Task brief:
Show all lines containing "entrypoint" from the data below.
*** Dataset excerpts
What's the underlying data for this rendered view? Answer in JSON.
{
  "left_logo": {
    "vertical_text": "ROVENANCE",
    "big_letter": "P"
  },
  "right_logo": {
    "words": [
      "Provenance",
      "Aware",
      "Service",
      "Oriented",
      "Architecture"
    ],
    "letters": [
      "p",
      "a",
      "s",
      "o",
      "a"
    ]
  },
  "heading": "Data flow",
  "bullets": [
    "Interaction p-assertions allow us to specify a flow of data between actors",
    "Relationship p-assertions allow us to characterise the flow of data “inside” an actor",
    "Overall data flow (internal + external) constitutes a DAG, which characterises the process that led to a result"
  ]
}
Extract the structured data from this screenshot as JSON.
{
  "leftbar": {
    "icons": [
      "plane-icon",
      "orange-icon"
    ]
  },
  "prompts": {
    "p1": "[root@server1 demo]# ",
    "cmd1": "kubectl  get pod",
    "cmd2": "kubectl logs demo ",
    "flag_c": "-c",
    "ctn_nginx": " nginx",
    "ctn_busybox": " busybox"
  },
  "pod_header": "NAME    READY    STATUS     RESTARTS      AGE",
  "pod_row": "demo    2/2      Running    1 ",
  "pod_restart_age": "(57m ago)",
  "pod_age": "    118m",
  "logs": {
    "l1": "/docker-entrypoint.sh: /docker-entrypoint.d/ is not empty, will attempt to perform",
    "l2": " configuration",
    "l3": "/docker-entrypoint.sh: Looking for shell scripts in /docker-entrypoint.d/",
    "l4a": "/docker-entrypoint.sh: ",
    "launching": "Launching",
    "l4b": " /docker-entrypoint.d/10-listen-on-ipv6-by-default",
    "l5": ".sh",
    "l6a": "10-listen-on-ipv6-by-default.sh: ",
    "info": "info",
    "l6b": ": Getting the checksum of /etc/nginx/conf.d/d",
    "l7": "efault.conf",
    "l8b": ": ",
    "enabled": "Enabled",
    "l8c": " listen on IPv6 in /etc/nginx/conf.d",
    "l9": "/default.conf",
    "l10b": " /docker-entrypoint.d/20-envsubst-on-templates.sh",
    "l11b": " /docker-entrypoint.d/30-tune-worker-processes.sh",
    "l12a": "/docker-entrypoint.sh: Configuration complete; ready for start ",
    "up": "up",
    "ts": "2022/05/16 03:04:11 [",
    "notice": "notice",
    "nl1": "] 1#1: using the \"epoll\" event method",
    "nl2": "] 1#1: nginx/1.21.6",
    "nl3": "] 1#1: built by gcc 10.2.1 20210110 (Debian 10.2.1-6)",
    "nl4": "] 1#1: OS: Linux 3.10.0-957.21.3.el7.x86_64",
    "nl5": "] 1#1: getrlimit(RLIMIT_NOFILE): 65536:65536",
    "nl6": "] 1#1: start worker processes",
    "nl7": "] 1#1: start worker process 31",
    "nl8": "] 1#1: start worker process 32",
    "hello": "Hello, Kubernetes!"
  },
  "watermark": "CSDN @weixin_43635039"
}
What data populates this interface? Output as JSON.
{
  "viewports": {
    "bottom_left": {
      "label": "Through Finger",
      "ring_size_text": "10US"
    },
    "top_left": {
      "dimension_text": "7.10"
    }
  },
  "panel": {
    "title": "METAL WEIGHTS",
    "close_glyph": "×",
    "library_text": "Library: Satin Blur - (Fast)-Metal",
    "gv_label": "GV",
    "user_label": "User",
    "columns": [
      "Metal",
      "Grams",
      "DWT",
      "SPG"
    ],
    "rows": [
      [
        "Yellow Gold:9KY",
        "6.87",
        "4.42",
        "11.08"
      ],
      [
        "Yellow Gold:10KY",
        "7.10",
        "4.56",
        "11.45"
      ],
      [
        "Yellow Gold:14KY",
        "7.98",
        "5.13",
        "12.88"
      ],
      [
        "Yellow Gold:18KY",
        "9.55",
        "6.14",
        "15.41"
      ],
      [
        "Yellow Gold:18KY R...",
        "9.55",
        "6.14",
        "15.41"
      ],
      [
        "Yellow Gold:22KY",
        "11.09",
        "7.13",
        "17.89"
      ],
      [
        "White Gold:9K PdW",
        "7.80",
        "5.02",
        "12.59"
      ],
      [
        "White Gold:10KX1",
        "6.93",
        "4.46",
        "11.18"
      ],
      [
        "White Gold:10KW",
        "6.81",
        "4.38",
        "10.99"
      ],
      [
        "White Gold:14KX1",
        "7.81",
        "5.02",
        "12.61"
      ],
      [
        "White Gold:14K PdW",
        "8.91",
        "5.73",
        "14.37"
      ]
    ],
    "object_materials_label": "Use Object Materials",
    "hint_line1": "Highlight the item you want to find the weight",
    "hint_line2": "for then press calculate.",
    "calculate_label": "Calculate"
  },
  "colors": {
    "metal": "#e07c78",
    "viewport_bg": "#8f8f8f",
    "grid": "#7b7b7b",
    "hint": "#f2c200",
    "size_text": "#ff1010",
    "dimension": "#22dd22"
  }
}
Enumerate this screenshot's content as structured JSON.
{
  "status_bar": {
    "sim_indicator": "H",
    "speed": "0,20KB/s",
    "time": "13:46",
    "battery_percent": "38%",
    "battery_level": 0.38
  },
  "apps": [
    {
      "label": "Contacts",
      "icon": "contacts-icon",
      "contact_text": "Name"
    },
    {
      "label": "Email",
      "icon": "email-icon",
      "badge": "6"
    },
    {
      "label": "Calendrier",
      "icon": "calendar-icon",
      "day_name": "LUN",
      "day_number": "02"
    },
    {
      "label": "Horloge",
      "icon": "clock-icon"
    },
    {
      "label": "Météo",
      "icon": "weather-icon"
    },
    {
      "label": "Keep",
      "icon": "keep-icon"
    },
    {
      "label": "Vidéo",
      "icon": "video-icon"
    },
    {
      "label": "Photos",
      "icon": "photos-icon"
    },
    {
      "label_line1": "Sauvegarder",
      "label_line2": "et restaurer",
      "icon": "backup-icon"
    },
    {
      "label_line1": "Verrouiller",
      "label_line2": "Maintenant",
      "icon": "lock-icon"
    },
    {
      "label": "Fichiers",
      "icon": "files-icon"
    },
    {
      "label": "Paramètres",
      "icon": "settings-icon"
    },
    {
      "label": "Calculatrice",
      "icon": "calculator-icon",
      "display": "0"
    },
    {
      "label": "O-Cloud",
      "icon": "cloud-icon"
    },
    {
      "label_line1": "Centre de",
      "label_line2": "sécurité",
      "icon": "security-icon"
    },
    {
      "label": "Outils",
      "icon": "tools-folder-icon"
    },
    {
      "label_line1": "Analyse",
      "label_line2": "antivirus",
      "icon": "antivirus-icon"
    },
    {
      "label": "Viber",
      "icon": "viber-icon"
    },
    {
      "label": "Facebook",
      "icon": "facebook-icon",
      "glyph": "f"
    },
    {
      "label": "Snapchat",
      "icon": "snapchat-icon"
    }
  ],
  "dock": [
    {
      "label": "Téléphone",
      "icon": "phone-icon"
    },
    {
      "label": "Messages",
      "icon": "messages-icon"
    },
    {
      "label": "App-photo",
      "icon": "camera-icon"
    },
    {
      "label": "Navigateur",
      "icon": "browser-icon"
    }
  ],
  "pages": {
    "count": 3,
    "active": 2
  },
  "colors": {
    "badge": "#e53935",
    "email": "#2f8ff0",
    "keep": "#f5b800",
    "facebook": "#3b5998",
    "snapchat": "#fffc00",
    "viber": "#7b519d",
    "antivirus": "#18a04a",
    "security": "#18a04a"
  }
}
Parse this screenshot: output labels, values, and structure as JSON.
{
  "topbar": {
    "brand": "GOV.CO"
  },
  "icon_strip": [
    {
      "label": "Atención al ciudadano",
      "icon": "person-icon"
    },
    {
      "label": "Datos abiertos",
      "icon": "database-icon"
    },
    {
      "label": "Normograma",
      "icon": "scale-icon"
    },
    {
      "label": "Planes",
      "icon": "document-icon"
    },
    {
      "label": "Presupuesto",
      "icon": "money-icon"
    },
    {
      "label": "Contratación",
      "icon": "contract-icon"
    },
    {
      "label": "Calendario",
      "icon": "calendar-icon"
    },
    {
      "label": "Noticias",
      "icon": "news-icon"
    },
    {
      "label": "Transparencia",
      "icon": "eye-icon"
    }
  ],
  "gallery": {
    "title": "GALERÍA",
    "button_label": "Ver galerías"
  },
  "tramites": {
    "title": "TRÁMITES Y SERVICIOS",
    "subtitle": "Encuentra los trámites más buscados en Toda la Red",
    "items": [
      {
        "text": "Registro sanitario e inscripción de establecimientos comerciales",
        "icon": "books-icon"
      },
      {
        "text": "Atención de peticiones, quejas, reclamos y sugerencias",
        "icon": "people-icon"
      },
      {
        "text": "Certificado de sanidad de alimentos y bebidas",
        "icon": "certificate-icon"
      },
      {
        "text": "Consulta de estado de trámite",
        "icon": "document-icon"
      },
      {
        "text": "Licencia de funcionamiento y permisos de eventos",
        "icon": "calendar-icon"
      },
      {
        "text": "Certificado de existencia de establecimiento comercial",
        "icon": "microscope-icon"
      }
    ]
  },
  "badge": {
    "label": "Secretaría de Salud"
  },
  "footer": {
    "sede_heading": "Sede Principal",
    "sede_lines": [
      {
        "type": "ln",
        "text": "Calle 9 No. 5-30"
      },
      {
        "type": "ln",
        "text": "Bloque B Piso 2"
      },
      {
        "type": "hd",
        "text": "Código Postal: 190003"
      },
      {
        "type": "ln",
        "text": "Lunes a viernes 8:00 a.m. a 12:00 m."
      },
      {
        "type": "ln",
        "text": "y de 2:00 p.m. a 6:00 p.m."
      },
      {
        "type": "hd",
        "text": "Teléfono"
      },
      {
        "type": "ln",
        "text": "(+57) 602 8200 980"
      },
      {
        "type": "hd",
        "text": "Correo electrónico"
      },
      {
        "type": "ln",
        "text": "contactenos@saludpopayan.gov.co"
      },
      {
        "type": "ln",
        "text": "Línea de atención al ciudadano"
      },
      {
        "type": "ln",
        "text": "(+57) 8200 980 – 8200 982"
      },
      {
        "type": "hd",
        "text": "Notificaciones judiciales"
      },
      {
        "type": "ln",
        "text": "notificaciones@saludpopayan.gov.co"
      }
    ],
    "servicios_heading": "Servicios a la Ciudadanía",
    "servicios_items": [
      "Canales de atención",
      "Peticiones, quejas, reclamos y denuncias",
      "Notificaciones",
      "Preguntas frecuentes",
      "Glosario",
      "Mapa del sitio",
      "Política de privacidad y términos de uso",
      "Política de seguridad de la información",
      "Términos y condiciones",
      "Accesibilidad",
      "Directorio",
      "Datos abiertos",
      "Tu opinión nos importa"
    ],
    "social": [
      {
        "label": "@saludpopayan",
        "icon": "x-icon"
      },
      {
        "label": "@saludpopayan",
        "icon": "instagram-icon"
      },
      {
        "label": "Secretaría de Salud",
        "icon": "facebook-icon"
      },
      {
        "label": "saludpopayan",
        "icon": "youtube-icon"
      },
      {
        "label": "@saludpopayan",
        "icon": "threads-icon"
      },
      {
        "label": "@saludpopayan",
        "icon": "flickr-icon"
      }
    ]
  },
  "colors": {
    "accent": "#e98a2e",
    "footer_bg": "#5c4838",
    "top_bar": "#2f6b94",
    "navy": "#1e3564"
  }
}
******
Solution to the exercise:
    "l1": "/docker-entrypoint.sh: /docker-entrypoint.d/ is not empty, will attempt to perform",
    "l3": "/docker-entrypoint.sh: Looking for shell scripts in /docker-entrypoint.d/",
    "l4a": "/docker-entrypoint.sh: ",
    "l4b": " /docker-entrypoint.d/10-listen-on-ipv6-by-default",
    "l10b": " /docker-entrypoint.d/20-envsubst-on-templates.sh",
    "l11b": " /docker-entrypoint.d/30-tune-worker-processes.sh",
    "l12a": "/docker-entrypoint.sh: Configuration complete; ready for start ",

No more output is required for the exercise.